24 September 2006

Special Delivery #2

The making of Mitchell - the middle
Still a bit vague on the timing of things, I think it was right after I started on the Oxytocin that Mum showed up to the delivery suite. At first I wasn't sure how I felt about having Mum in the room. I was a bit uncomfortable with the idea of her seeing me in pain and full of various tubes. But she was very enthusiastic about being present for at least part of the process of her child having a child, and she promised to only stay until things got yucky. In the end, it was fantastic having her there - she didn't seem half as concerned about my discomfort as when she'd seen me fight in a karate promotion - probably because there wasn't a team of medical staff present at my karate promotion.

Incidentally, one of the reasons I keep making karate analogies is because so far in my life, there have been two major yardsticks of pain and discomfort - giving birth and getting a black belt.

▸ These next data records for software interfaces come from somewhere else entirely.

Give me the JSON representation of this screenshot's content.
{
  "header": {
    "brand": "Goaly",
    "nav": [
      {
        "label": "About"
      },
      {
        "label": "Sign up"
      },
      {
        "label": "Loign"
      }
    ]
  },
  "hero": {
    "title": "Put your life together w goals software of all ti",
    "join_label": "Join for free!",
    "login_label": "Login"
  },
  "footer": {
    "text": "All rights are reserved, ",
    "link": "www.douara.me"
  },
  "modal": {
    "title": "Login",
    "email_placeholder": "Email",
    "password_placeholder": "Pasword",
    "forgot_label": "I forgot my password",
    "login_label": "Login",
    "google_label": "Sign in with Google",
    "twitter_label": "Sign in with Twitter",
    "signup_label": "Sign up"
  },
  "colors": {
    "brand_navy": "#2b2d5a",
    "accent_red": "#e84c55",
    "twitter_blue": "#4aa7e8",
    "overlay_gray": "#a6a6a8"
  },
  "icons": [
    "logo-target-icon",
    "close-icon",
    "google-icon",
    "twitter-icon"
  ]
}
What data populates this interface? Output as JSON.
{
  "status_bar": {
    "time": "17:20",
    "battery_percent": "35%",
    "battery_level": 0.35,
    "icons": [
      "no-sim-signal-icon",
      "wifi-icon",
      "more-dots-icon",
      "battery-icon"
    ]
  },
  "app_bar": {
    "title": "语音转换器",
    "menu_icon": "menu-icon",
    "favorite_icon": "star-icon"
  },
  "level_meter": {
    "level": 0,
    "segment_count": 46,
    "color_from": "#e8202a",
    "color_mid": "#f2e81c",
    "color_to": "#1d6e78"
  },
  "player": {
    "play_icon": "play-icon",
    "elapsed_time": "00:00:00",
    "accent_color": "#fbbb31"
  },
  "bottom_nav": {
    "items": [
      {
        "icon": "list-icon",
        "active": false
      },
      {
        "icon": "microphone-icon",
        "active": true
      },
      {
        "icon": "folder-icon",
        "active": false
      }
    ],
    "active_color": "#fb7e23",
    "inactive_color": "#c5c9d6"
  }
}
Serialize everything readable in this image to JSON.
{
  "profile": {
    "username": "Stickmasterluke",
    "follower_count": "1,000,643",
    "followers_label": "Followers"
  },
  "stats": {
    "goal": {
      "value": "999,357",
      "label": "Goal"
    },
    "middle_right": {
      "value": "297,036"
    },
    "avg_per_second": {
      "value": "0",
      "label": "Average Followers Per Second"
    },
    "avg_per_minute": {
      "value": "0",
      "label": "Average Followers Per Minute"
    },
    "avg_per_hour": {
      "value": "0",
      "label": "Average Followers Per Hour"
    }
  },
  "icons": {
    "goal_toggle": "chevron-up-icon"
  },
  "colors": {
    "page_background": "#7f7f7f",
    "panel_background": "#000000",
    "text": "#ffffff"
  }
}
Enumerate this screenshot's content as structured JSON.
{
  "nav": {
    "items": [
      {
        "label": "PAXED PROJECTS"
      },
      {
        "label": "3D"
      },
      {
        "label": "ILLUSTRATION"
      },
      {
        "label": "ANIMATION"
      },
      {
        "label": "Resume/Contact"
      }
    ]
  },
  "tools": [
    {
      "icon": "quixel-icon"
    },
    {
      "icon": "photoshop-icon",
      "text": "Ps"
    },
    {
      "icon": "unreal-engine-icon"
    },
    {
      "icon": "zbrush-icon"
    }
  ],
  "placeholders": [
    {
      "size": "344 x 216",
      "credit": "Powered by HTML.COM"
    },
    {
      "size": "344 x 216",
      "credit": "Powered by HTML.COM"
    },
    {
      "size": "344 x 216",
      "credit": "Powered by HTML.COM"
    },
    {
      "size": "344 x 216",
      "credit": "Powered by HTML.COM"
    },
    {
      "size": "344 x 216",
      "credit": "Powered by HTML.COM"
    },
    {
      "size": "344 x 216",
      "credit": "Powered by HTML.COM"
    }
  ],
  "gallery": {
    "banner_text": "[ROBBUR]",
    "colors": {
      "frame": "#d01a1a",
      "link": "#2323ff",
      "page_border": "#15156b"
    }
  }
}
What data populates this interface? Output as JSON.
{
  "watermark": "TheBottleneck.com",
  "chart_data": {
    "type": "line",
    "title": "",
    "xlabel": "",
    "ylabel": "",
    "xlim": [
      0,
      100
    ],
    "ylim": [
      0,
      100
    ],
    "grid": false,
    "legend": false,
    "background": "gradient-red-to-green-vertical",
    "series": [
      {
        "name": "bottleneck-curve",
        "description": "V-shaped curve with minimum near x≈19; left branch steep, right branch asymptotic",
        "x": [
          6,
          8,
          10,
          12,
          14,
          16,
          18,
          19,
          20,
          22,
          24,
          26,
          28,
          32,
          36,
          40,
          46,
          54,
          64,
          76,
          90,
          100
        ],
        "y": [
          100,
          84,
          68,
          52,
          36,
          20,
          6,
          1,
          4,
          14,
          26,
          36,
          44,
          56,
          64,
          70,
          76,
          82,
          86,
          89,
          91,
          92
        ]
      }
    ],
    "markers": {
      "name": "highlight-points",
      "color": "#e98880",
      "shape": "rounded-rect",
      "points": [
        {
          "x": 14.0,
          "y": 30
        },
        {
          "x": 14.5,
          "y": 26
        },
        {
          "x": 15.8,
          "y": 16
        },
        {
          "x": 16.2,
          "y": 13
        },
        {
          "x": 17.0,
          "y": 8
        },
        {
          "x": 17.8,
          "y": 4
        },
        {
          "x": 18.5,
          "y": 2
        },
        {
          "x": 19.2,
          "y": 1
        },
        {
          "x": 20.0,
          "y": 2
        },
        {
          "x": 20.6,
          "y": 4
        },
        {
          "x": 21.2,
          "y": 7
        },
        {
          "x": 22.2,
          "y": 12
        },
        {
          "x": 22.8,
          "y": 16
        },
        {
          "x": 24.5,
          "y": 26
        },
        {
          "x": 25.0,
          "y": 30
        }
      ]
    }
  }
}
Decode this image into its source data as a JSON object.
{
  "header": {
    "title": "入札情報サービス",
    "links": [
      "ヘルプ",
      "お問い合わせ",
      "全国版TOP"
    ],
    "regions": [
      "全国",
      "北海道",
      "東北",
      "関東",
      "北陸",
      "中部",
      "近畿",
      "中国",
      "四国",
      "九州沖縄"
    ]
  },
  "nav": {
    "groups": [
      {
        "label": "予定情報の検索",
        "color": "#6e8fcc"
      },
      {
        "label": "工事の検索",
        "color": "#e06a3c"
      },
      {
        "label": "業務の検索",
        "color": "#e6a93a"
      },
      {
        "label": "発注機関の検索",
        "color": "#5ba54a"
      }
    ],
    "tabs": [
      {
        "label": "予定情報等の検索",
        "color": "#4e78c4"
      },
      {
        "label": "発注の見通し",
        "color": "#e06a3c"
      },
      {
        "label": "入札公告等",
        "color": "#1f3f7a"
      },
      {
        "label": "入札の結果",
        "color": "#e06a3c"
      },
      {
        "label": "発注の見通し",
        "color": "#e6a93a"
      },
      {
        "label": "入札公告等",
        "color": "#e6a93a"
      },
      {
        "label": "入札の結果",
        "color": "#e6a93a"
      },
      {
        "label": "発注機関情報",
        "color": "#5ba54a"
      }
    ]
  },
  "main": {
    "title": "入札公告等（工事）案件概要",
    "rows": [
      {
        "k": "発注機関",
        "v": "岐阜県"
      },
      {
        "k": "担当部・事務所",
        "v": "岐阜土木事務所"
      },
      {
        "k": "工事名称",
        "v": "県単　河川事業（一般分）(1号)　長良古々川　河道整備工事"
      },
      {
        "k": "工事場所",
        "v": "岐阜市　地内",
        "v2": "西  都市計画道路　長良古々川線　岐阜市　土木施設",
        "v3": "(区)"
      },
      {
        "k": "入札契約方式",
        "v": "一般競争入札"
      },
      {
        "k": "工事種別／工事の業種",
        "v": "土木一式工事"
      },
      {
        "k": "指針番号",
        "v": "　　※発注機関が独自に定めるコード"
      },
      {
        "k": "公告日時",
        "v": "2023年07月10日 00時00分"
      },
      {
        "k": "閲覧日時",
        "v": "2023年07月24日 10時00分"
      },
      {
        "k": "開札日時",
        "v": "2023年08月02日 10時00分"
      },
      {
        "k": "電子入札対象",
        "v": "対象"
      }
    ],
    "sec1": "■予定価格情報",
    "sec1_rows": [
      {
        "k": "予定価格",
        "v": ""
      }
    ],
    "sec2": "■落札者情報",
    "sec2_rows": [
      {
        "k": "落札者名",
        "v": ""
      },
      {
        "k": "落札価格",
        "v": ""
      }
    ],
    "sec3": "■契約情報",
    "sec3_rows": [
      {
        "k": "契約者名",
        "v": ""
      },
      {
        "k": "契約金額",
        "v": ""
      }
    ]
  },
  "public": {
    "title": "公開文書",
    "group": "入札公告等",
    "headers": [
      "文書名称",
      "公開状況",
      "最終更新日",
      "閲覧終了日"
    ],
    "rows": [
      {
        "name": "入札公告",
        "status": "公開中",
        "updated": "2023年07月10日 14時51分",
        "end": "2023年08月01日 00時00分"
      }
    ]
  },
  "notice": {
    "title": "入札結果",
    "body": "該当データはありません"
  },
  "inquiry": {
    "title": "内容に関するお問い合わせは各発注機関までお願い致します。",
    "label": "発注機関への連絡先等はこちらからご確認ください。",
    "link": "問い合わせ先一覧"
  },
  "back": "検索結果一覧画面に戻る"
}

And yes, giving birth is more difficult, but a lot safer.

It took about half an hour for me to feel the first contractions come on. I finally realised the difference between the pre-labour cramps I'd been having for a couple of weeks and the real thing. It's like the difference between a tension headache and a full-blown, going-blind-and-throwing-up migraine. I felt it in my belly, in my back and mostly down my legs. I automatically took deep, slow breaths as each one came on, and quickly realised how little that helped! I found myself getting quite ecstatic every time a contraction faded, because the relief was so intense.

After about thirty minutes of contractions, I felt no further need to be brave, and asked for the epidural to start. And that was about as close to real magic as I'm prepared to believe exists. The drugs made the pain disappear completely. I could still feel tension in my belly and my legs when contractions came on, but there was no pain at all. I started to feel so relaxed that I really don't remember much of the next few hours. I may have slept - I'm not sure. I know Mum left around about that time, and a couple of hours later, after an examination confirmed that I was 5cm dilated, hubby took leave to go to the gym around the corner for an hour or so.

It only felt like a few minutes later that the epidural started wearing off, but I'm sure it was much longer. I called hubby to make sure he was on his way back as the contractions started becoming uncomfortable again. Doctors and midwives came and went and made various "hmmm"-ing noises, and at some point hubby returned to his capable-hand-holder role. After another examination it was disovered that I'd dilated to 9cm - quicker than expected! The down-side of that discovery was the decision not to top up the epidural any further, as the second stage of labour was just around the corner.

It struck me ever so briefly that it was nearly time to push, and that after pushing came a real, three-dimensional baby! In between contractions I became quite excited and amazed that the little squirmy bump I'd been chatting to for a few months was going to be outside soon. I also became a bit impatient as the drugs wore off and the contractions felt stronger and stronger. Alison, the slightly grumpy midwife and I tried putting me in different positions to aid my comfort and that of Fetie, and we found that anything except lying on my back made Fetie's heart rate a little erratic. It was fairly entertaining, if a little difficult, trying to experiment with my position whilst I was unable to move my legs at all. Thank goodness for a big strong husband trained in lifting people!

Pretty soon I started to feel something new - a strong urge to go to the loo, or so I thought. I simply assumed that's what it was, because there hadn't been any need for Number Two since early that morning. I ignored it for about 15 minutes, until Alison the Slightly Grumpy Midwife said, "let me know if you feel like you need to do a pooh". So I did. Let her know, that is. And that's when Dr Nichols and Tania-the-Registrar were summoned for the (cue dramatic music) Second Stage of Labour, otherwise known as the pushy-pushy bit. I simply couldn't believe it had come around so fast! Ok, so it had been about 9 hours, but it felt fast after all those lovely drugs.

To be continued...

1 comment:

  1. Around this time, your mother and I were in the waiting room, certain that you would make less birthing-lady fuss than others we could hear in the ward.
    I believe we mentioned karate once or twice.